The new rule builds on FERC Order No. 841, which removes market barriers for storage technologies like batteries (Energywire, July 14).
Louis Finkel, senior vice president of government relations for National Rural Electric Cooperative Association, which opposed Order No. 841, said FERC had recognized the need for flexibility by including an opt-in provision for small utilities in its latest order.
"It is important that the Commission has recognized the challenges that this order could pose for small utilities, including virtually all distribution co-ops," he said in a statement. "Local control is critical, because every co-op is different and is uniquely positioned to meet the specific needs of the community it serves."
Clean energy advocates cheer
The new rule drew praise from across the renewable energy sector. Katherine Gensler, vice president of regulatory affairs for the Solar Energy Industries Association, said the order will enable solar power to supply 20% of the U.S. electricity generation by 2030.
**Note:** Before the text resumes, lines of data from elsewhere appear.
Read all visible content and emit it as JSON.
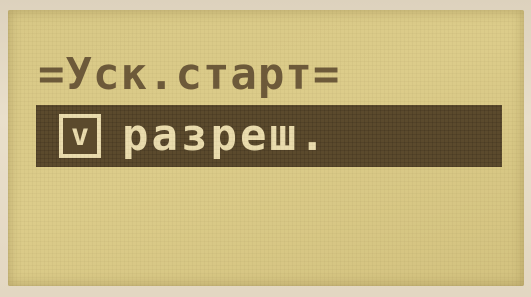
{
  "menu": {
    "title": "=Уск.старт=",
    "option": {
      "checkbox_glyph": "v",
      "value": "разреш."
    }
  }
}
Jeff Dennis, managing director and general counsel for Advanced Energy Economy, called the order a "boon to American innovation that will save customers money while reducing carbon emissions."
Gregory Wetstone, president and CEO of the American Council on Renewable Energy, praised the rule but blasted FERC for inconsistent policymaking, pointing to the agency’s separate move this month to block proposed market changes by New York’s grid operator aimed at better aligning with the state’s clean energy goals (Energywire, Sept. 8).
"Unfortunately, FERC is working against this principle in the nation’s capacity markets by continuing to erect barriers to the entry of new technologies … through the use of minimum offer price rules," Wetstone said in a statement.
"While today’s order on distributed energy resources follows in the forward-thinking footsteps of Order No. 841 on energy storage, no market can be free until arbitrary resource-specific price floors are eliminated," he said.
Renewable advocates continue to take issue with an order FERC issued late last year that they say hurts renewable and nuclear energy resources’ ability to compete in capacity markets run by PJM Interconnection LLC, the nation’s largest grid operator.
While the commission’s Republican majority argued that the changes were needed to ensure that competitive markets were not suppressed by any individual state’s policy goals, the move prompted many states to weigh a market exit (Energywire, June 8).
In a separate move yesterday, FERC announced how it intends to comply with a recent court order, which mandated a new approach for addressing complaints from landowners in the paths of pipelines.
Last June, the U.S. Court of Appeals for the District of Columbia Circuit ruled that FERC could no longer use "tolling orders" to delay legal challenges to projects like natural gas pipelines, restoring a 30-day deadline for the agency to respond to landowners who object to its decisions (Greenwire, June 30).
Tolling orders allowed FERC to put off responding to requests for rehearing and blocked challengers from bringing their concerns to court, while simultaneously allowing project construction to move forward. The court held that FERC had to stick to a statutorily mandated 30-day time frame to decide whether to accept a rehearing request.
Chatterjee and Glick have said 30 days is not enough to respond to requests for rehearing and have asked Congress to amend the Natural Gas Act to grant more time (Energywire, July 6).
FERC’s amended procedure, announced yesterday, effectively allows challengers to take their claims to court after 30 days if FERC has not given a definitive ruling. But it also allows FERC to maintain some control over the process beyond the 30-day deadline.
"Whether this is legal is up for debate," said Gillian Giannetti, an attorney for the Sustainable FERC Project. "The bottom line here is that FERC is making it very clear it doesn’t think 30 days is enough time for it to do a substantive review on rehearing and that there’s going to be more ink spilled about this, either in the courts, in Congress or both."